In the longer term, Williams said that the key to taking carbon out of the atmosphere is to introduce carbon capture and storage (CCS) technologies. Shell is currently constructing what will be one of the world’s first industrial scale CCS projects, connected to their oil sands operation in Alberta. He also highlighted Shell’s $12 billion joint venture with Cosan in Brazil, called Raizen. “Raizen produces and sells over 2 billion litres a year of the lowest carbon biofuel commercially available — ethanol made from Brazilian sugar cane,” he said.

Toronto350 argues that fossil fuel companies’ primary business practices, and continuing investment in new fossil fuel infrastructure, makes it unlikely for them to seriously address the climate change problem. As such, they argue, investor activism alone is not enough, and responsible investors must move away from fossil fuel companies towards renewable energy infrastructure.

Gertler said that he will likely decide whether to appoint an ad hoc committee within one or two weeks. He declined to offer details on who would be appointed to sit on the committee, or how the student representative would be selected. He further said that it would be impossible to say, at this point, how long the committee would take to reach decision, since the 2008 divestment policy has never been put into practice before.

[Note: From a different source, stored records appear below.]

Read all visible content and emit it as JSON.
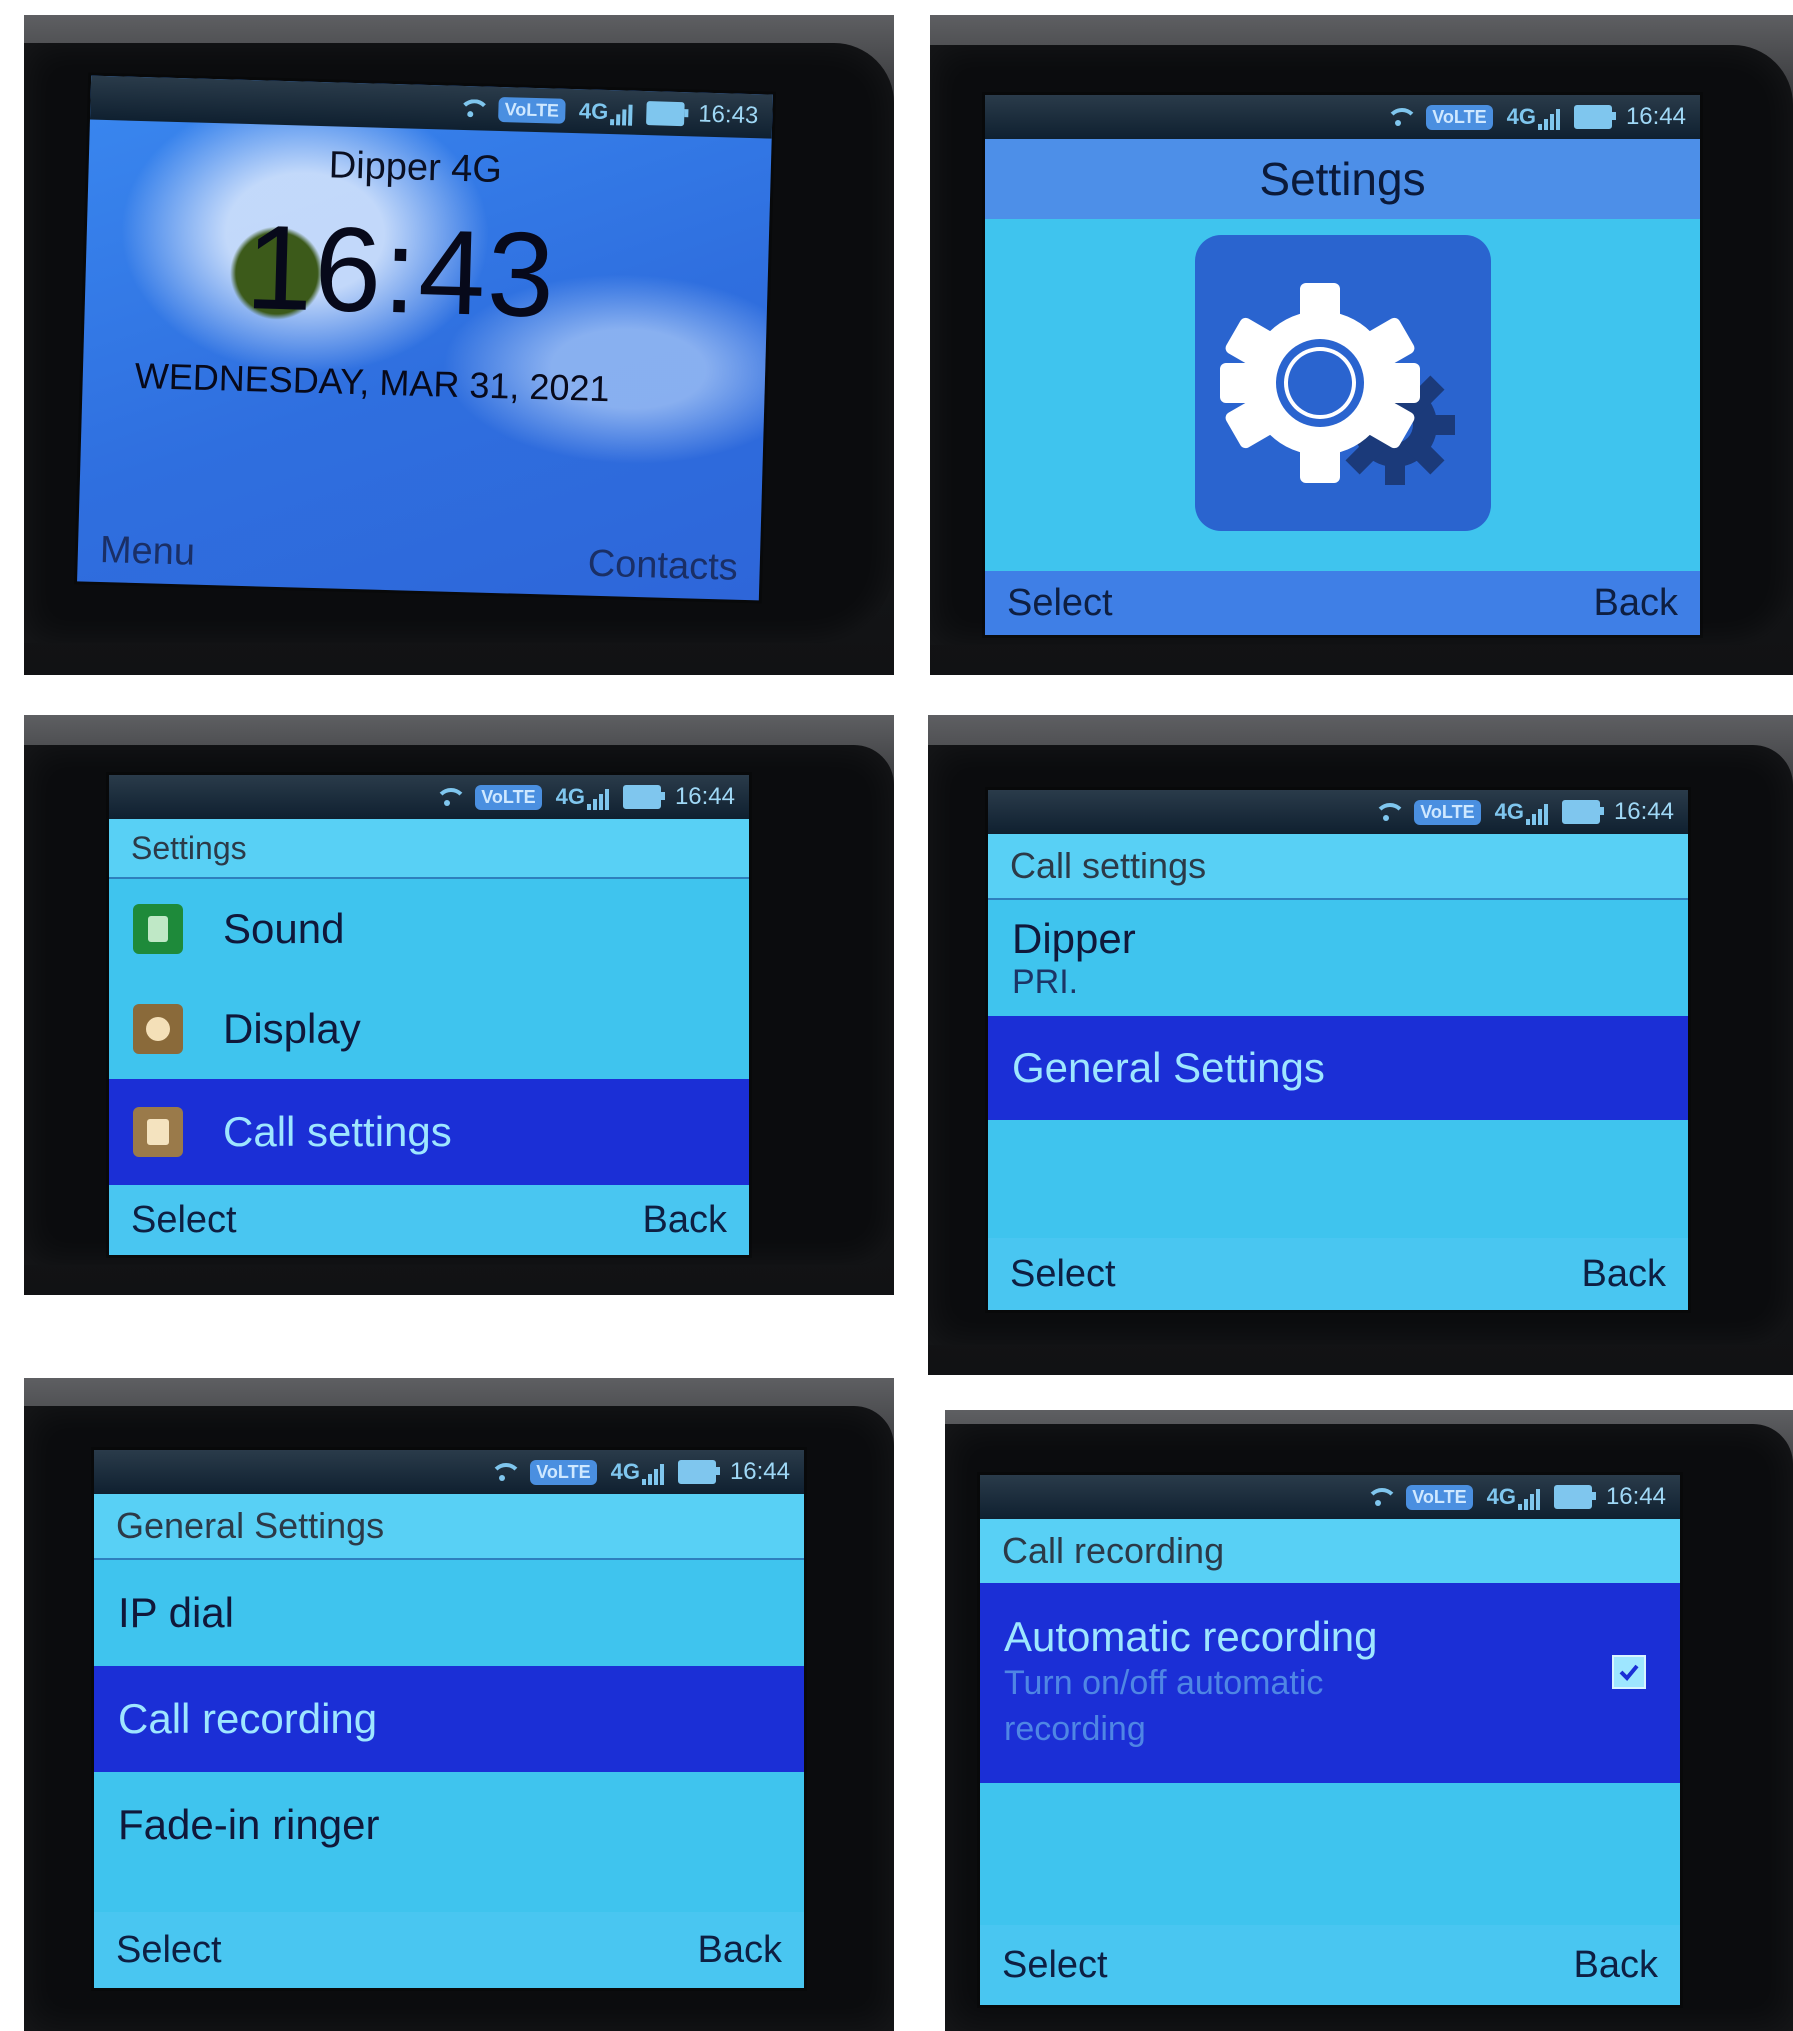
{
  "status_bar": {
    "volte": "VoLTE",
    "network": "4G",
    "times": [
      "16:43",
      "16:44",
      "16:44",
      "16:44",
      "16:44",
      "16:44"
    ]
  },
  "panels": {
    "home": {
      "carrier": "Dipper 4G",
      "clock": "16:43",
      "date": "WEDNESDAY, MAR 31, 2021",
      "left_softkey": "Menu",
      "right_softkey": "Contacts"
    },
    "settings_icon_screen": {
      "title": "Settings",
      "left_softkey": "Select",
      "right_softkey": "Back"
    },
    "settings_list": {
      "header": "Settings",
      "items": [
        "Sound",
        "Display",
        "Call settings"
      ],
      "selected_index": 2,
      "left_softkey": "Select",
      "right_softkey": "Back"
    },
    "call_settings": {
      "header": "Call settings",
      "item1": "Dipper",
      "item1_sub": "PRI.",
      "item2": "General Settings",
      "selected_index": 1,
      "left_softkey": "Select",
      "right_softkey": "Back"
    },
    "general_settings": {
      "header": "General Settings",
      "items": [
        "IP dial",
        "Call recording",
        "Fade-in ringer"
      ],
      "selected_index": 1,
      "left_softkey": "Select",
      "right_softkey": "Back"
    },
    "call_recording": {
      "header": "Call recording",
      "item": "Automatic recording",
      "item_sub": "Turn on/off automatic recording",
      "checked": true,
      "left_softkey": "Select",
      "right_softkey": "Back"
    }
  },
  "colors": {
    "screen_bg": "#3fc4ee",
    "selection": "#1b2fd6",
    "home_bg": "#2f6fdf",
    "gear_tile": "#2a64cf"
  }
}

Clarification Monday March 10 2014: Toronto350 originally claimed to have been endorsed by the Scarborough Campus Students’ Union. This is not the case, this article has been updated to reflect this fact.